[Interface dataset entries]
══════════════════════════════
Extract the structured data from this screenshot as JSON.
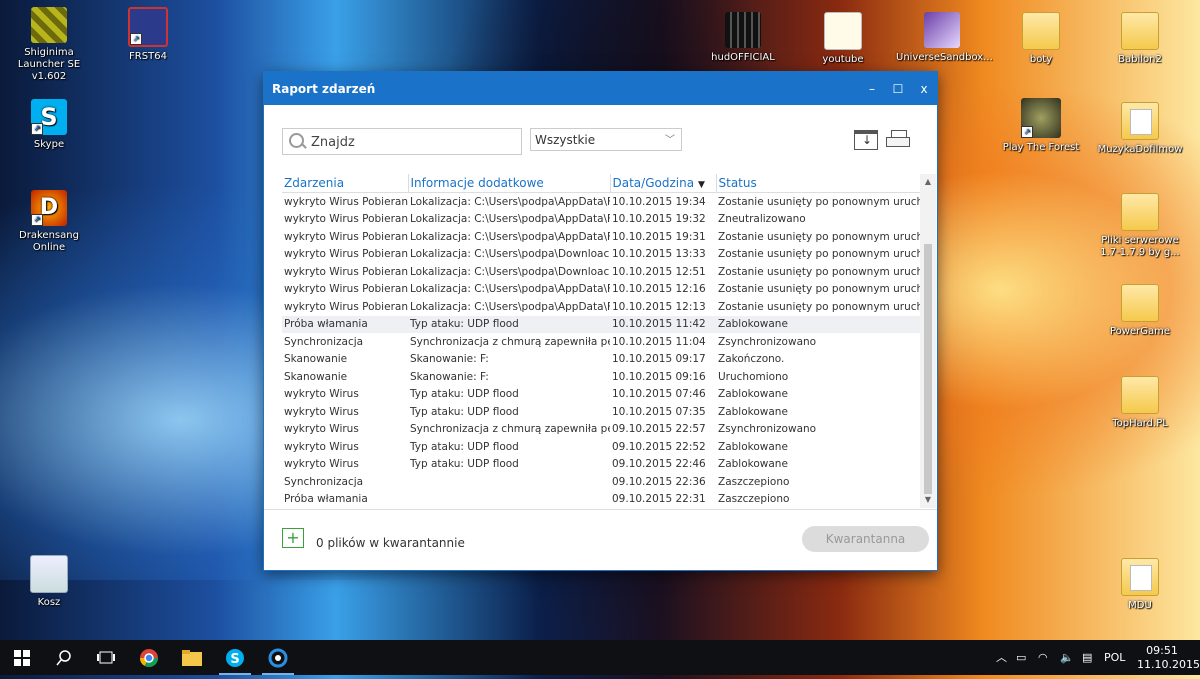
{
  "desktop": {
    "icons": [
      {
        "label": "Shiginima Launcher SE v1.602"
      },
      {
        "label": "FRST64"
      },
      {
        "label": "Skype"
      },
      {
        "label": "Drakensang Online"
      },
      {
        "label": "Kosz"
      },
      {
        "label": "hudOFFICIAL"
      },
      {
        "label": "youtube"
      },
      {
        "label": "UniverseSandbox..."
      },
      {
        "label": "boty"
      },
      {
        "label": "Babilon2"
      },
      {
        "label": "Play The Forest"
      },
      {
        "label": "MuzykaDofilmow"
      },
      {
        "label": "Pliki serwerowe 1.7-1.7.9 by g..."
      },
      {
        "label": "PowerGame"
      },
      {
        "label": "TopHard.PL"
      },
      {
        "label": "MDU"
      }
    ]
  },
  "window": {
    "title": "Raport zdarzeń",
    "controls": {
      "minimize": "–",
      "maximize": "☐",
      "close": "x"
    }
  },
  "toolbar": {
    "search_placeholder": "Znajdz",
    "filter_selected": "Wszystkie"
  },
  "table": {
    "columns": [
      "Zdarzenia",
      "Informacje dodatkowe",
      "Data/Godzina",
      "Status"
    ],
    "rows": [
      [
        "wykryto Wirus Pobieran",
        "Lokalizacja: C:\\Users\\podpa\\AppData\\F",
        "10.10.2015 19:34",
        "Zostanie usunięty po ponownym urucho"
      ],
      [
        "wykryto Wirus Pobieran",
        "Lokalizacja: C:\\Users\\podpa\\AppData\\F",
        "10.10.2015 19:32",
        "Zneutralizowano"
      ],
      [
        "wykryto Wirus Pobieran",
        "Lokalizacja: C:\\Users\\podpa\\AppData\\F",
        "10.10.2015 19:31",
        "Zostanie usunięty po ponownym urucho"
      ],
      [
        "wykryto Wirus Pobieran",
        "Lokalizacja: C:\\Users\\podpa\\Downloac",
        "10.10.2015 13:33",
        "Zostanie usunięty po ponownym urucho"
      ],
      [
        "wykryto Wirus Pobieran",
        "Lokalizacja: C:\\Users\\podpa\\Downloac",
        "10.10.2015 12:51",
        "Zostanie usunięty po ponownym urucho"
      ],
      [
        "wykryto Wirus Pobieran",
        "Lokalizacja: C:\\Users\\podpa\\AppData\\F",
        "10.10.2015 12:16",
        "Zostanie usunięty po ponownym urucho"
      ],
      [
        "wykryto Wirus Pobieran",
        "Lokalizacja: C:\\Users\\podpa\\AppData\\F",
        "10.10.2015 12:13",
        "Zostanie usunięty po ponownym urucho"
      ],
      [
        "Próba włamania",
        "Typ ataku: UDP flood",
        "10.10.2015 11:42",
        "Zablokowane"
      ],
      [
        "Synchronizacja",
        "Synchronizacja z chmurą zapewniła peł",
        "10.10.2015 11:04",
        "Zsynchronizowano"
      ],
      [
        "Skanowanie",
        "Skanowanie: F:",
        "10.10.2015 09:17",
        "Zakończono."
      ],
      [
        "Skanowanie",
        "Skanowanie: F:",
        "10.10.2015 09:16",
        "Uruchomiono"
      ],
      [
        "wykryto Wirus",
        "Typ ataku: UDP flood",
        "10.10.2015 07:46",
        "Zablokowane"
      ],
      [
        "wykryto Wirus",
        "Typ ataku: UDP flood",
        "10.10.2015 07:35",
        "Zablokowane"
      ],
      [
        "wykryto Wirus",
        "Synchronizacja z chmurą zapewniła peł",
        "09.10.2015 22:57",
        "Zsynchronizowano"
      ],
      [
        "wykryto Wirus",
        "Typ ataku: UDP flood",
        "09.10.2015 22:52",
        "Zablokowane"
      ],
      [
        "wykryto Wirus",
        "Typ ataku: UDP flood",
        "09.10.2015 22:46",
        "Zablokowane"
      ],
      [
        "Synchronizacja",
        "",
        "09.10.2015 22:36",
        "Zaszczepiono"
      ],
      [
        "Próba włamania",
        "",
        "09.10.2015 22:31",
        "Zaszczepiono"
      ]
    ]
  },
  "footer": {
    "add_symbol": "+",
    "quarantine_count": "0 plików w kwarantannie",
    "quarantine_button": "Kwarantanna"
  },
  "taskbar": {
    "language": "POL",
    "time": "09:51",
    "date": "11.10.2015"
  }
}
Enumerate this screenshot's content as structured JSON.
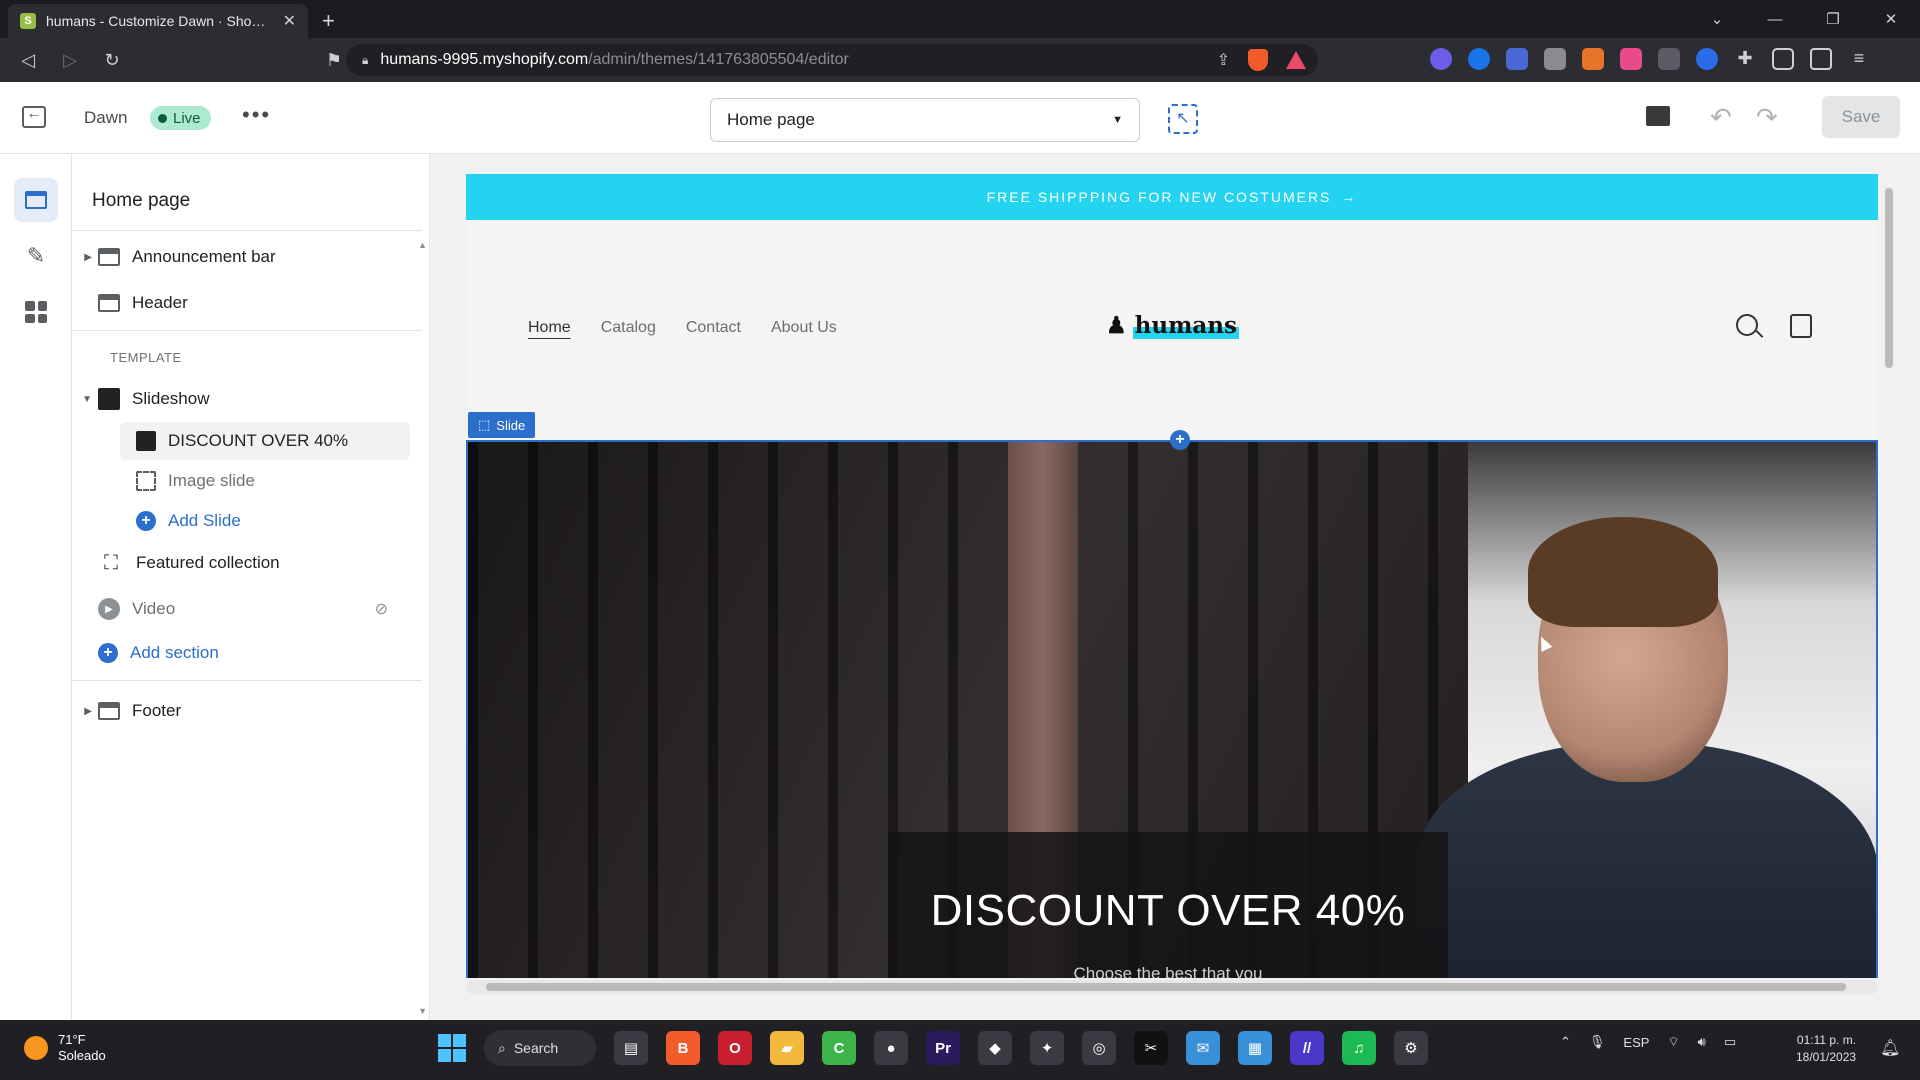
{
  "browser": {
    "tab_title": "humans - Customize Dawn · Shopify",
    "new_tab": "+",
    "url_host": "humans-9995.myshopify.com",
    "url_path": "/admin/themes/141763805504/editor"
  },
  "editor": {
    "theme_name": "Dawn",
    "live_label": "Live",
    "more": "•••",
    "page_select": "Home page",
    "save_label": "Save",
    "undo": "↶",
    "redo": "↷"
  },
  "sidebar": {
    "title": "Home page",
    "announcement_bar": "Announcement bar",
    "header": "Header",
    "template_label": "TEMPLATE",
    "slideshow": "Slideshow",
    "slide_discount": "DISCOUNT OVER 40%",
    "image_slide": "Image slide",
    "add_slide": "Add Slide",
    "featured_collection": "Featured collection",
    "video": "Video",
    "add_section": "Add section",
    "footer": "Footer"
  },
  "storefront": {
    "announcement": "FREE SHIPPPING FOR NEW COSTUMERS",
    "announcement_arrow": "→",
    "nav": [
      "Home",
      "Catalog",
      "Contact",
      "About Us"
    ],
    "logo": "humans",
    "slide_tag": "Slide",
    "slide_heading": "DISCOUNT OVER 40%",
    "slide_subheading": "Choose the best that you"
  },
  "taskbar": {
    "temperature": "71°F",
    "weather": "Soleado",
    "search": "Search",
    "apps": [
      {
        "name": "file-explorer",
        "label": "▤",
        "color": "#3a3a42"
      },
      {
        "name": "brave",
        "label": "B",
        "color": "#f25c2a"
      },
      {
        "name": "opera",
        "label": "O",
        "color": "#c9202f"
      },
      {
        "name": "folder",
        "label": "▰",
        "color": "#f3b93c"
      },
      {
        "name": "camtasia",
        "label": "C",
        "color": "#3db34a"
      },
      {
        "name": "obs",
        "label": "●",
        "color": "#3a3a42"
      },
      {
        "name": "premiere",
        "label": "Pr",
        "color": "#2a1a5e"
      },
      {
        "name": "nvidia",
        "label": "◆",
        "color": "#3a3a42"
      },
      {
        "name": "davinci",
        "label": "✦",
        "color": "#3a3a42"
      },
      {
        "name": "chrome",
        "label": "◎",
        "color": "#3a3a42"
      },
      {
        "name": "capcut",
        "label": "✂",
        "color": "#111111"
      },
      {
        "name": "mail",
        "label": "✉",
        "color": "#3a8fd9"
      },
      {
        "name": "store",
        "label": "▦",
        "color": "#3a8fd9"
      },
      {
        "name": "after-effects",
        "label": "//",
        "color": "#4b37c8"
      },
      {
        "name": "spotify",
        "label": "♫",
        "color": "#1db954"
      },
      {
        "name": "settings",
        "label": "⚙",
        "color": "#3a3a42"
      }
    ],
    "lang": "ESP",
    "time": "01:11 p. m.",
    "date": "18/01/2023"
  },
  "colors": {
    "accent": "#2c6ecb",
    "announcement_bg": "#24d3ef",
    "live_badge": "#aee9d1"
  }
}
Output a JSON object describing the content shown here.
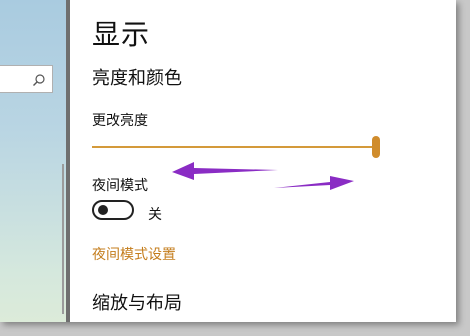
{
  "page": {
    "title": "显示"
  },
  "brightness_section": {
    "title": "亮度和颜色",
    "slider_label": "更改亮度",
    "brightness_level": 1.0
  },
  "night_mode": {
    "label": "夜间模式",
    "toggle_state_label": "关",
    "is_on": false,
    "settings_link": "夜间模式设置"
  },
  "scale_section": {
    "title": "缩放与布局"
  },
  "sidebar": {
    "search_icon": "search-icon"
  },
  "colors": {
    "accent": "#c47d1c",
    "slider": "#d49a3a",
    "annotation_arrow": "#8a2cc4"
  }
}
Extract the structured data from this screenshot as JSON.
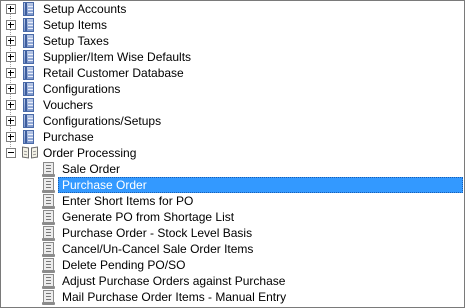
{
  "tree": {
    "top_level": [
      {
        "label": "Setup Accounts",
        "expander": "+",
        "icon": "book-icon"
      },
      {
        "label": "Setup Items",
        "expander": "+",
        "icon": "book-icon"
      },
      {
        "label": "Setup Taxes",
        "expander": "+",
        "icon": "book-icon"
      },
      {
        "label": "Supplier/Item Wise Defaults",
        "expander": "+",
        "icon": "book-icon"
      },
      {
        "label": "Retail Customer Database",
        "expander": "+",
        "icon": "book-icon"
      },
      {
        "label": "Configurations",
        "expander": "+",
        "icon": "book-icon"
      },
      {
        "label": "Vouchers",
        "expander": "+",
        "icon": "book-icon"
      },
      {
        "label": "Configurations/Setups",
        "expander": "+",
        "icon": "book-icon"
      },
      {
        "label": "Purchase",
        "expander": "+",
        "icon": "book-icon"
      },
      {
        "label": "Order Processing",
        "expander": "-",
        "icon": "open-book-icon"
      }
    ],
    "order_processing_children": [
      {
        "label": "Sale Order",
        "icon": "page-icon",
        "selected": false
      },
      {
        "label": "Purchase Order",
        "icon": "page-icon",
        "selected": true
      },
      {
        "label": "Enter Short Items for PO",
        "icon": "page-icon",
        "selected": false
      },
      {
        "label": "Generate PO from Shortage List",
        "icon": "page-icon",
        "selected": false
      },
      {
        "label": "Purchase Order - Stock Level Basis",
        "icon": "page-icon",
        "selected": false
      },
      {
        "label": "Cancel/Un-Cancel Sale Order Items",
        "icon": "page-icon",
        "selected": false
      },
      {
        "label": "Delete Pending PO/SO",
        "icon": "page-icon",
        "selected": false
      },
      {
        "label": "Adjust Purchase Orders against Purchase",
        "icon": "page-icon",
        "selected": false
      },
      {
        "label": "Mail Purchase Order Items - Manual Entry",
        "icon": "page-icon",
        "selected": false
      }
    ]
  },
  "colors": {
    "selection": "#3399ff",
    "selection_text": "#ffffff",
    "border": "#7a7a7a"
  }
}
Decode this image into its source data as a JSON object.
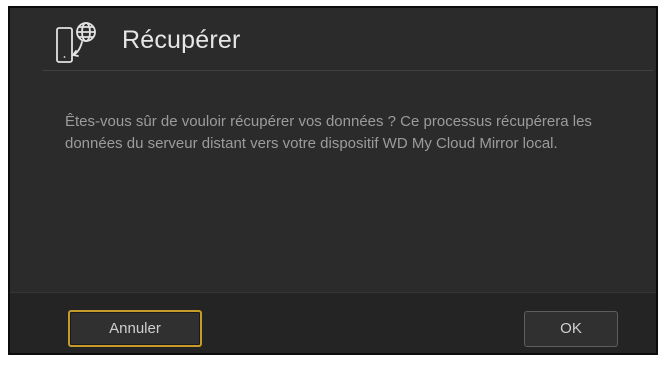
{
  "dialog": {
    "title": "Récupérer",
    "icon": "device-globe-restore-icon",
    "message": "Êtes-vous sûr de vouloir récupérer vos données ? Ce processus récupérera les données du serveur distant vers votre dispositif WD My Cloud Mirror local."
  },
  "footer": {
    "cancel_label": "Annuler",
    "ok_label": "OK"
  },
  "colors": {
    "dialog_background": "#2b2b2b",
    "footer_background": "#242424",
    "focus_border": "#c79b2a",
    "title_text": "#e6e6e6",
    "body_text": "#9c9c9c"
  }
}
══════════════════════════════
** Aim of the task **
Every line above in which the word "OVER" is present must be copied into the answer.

** Your response **
    "slide_discount": "DISCOUNT OVER 40%",
    "slide_heading": "DISCOUNT OVER 40%",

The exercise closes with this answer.